Celebration

Why not put the Celebration first?

Someone wrote in recently and asked if there was any particular justification for doing Messy Church in the standard order, and why not start with the Celebration? Here’s what I said, in case it’s helpful. You may have other thoughts to add.

New Messy greetings cards

Check out the new range of Messy Church greetings cards at CPO (Christian Publishing and Outreach) including birthday, thank you, personalised and blank options.

Lucy's sabbatical musings: joy

Here's another thought about another element of our Messy Church character: joy!

Mexican and Peruvian dancers at Colorado Messy Church

Great to hear from Rev Carol Meredith at St Stephens Episcopal Church, Aurora, Colorado. Since July 2014 they have been joining up with their Latino neighbours for Messy Church and at Christmas they all explored Mexican Christmas traditions together.  First, 150 all ages celebrated Our Lady of Guadalupe, making rosaries, paper flowers and Christmas ornaments to decorate a special Altar to Our Lady. They had Mexican dancers and food.

New CD from Fischy Music

Many Messy Churches have discovered how good songs from Fischy Music can be.  Stephen Fischbacher and his team work in schools in Scotland and many of us use his songs, such as Welcome Everybody and May you find peace in our messy celebrations.

Exploring celebration

Celebration is the name we've given to the most traditional worship part of Messy Church - the 15 minutes of story, song, prayer and whatever else we bring into the gathered worship of the whole session. It's also a broader term for marking with joy or sorrow a significant event, for making that event count in our community's life. Celebration can be engaging, fun, joyful: where people's perception of church is that it is boring, we need to show them that the church worships a God who is totally engaging.

Messy Month 2012

Messy Month is a chance to celebrate and share all the Messy news and information with your other church congregations, inviting them to be part of the Messy ministry in prayerful, practical and financial ways, and to thank God for all he's doing through our Messy Churches.

Celebration stories?

Anyone got any funny, cautionary, inspirational or thought-provoking anecdotes about their Messy Celebrations you could share for a book coming out next year? As short as you like - I'm running out of word count. Send 'em to me as soon as you like. By yesterday is fine. Many thanks!

Messy Abbey

Jane and I had a great time at Dorchester Abbey on Sunday celebrating BRF's 90th anniversary as only Messy Church can. Jelly featured, but not to eat, only to try to build on, as the theme was 'Building Up!' (and the little known parable of Jesus called 'The man who built his house on the jelly'). And of course there was a wide range of activities to explore the idea of BRF building people up in their spiritual lives, the Diocese of Oxford building people up through their churches and Messy Church building up family faith and fun together, all with Christ at the centre.

Just celebrate

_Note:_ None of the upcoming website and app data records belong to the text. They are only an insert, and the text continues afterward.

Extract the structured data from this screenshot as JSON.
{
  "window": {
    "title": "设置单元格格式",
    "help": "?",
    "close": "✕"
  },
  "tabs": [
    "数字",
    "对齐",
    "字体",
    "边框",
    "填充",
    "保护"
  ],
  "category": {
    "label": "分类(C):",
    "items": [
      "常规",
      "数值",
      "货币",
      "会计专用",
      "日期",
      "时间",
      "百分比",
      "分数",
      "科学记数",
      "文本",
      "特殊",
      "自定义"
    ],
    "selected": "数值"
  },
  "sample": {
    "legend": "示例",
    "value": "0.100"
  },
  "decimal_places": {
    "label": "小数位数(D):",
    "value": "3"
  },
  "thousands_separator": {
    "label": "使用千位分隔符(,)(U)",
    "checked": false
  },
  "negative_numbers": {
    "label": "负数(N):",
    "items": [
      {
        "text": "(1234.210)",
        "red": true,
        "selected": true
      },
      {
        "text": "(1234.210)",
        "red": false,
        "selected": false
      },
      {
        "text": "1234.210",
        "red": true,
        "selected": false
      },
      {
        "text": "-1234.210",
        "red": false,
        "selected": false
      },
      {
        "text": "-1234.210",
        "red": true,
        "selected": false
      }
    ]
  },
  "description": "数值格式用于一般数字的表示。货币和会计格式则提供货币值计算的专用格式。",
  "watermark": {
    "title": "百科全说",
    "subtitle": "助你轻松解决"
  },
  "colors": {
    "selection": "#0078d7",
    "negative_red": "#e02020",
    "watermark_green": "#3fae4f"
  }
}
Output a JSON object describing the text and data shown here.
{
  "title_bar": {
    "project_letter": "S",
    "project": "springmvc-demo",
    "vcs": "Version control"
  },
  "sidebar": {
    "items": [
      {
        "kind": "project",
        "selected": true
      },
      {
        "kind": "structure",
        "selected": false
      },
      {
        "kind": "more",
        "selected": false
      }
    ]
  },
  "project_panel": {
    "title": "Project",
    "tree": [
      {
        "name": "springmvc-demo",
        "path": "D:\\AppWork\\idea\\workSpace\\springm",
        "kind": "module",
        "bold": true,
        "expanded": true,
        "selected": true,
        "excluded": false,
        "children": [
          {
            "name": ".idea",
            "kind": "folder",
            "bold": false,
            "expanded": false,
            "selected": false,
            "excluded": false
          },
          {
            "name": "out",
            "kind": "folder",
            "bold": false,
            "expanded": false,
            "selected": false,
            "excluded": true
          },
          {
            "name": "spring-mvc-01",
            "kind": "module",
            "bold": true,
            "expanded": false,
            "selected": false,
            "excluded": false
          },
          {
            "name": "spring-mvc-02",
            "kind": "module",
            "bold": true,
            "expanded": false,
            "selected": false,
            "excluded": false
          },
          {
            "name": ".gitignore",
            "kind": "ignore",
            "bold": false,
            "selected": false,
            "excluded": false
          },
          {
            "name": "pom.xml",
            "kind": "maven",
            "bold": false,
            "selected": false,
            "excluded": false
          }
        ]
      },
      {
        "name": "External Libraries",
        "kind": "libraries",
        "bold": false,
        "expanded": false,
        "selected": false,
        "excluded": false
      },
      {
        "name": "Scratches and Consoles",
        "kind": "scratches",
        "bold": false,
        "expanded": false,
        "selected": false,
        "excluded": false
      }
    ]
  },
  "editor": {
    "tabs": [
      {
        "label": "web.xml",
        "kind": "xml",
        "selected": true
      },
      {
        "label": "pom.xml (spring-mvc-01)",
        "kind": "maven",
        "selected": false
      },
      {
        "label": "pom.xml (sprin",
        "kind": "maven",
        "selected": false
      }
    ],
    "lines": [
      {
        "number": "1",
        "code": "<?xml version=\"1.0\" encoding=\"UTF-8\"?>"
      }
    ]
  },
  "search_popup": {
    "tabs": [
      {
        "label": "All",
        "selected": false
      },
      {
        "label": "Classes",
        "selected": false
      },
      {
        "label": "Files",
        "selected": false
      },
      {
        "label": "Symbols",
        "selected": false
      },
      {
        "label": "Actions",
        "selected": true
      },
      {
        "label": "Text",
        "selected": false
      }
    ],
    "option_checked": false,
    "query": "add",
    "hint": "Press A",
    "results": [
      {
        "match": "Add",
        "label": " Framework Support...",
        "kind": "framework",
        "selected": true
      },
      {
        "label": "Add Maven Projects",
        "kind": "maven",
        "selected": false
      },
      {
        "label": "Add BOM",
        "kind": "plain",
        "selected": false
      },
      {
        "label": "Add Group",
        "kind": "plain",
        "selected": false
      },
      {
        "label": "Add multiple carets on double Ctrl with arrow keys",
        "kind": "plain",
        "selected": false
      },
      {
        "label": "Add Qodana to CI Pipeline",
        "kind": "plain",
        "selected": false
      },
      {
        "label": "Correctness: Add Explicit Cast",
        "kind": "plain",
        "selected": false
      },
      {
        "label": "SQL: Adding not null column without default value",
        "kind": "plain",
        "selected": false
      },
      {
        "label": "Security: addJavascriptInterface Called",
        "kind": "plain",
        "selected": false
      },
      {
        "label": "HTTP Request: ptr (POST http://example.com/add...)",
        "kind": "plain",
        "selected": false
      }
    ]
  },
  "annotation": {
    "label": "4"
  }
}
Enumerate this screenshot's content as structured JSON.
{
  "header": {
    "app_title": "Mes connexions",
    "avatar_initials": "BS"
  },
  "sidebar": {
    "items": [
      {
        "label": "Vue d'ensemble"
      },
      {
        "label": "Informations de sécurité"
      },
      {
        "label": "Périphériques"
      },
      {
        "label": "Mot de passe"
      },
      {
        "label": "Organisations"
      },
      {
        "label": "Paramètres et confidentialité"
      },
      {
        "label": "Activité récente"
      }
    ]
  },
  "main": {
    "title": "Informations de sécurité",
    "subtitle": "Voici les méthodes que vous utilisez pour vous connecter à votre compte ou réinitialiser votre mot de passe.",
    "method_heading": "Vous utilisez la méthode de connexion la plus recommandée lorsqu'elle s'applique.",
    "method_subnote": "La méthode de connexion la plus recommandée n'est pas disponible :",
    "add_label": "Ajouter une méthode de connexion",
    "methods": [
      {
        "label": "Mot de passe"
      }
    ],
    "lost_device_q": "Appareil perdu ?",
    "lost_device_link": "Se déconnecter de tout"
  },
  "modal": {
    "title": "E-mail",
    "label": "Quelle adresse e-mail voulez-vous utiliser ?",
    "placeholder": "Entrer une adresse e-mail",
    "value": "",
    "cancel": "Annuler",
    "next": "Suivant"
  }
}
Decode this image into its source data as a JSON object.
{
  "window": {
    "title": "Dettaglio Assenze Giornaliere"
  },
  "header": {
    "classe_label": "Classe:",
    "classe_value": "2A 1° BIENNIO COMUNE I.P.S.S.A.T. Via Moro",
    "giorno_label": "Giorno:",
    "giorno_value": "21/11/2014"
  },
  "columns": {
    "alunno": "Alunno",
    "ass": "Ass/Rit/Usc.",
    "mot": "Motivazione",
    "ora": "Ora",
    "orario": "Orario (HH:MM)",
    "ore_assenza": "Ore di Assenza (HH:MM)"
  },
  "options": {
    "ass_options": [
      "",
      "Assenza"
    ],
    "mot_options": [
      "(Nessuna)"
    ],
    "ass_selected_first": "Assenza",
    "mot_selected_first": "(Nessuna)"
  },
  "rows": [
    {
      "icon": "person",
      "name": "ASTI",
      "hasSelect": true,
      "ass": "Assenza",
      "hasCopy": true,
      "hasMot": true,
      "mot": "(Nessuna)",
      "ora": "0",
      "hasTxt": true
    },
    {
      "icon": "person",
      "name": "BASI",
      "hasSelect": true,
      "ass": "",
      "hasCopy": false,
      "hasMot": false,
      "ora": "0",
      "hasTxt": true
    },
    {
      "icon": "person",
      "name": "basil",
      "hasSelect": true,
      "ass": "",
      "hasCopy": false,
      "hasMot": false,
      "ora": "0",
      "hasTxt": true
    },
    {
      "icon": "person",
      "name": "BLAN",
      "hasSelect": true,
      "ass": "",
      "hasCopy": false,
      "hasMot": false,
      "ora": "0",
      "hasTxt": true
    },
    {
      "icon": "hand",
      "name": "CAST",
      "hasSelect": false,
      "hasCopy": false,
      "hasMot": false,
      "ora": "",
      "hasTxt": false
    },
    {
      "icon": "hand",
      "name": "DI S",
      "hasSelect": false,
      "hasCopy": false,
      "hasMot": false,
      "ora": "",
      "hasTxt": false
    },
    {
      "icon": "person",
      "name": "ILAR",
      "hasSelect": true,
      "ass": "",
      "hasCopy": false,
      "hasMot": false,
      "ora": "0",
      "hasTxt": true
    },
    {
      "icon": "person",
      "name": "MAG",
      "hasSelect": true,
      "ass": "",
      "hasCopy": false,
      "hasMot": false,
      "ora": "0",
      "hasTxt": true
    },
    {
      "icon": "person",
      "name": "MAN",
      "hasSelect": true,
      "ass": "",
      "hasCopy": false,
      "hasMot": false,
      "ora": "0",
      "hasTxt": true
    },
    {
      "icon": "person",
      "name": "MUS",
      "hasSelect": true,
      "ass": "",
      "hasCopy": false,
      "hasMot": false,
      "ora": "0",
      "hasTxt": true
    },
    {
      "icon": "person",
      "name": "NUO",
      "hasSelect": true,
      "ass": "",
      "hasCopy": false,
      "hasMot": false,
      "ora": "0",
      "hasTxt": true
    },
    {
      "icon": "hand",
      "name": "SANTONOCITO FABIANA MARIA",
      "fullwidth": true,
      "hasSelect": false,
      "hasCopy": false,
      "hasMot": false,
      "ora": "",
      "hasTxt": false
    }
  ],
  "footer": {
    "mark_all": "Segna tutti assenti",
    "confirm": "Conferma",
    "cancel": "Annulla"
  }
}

Philip North from London sent a very moving and generous email this week: I thought I might tell you a story. I was amongst the group you spoke to when you visited the Liturgical Commission earlier this year, and in particular I was one of those asking predictable Anglo-Catholic questions about being a Eucharistic community, what is the Church etc. However I was very struck both by the strength of the Messy Church model and by Angela Tilby's contribution to the conversation when she said, stop worrying and just celebrate all you are achieving.

Our first Messy Communion...

How very interesting. And moving. And thought-provoking. Amidst great fear and trepidation, we held our first Messy Communion last night at our Easter Messy Church. We had wondered about doing it as an Agape Meal, this having the advantage that there aren't any set Anglican rules and also that everyone would be 'allowed' to have the bread and wine. But in the end we held out for Communion on the grounds that we don't mess around with the Sunday congregation giving them what in churchy terms could be seen as second best, so why should the Thursday congregation miss out?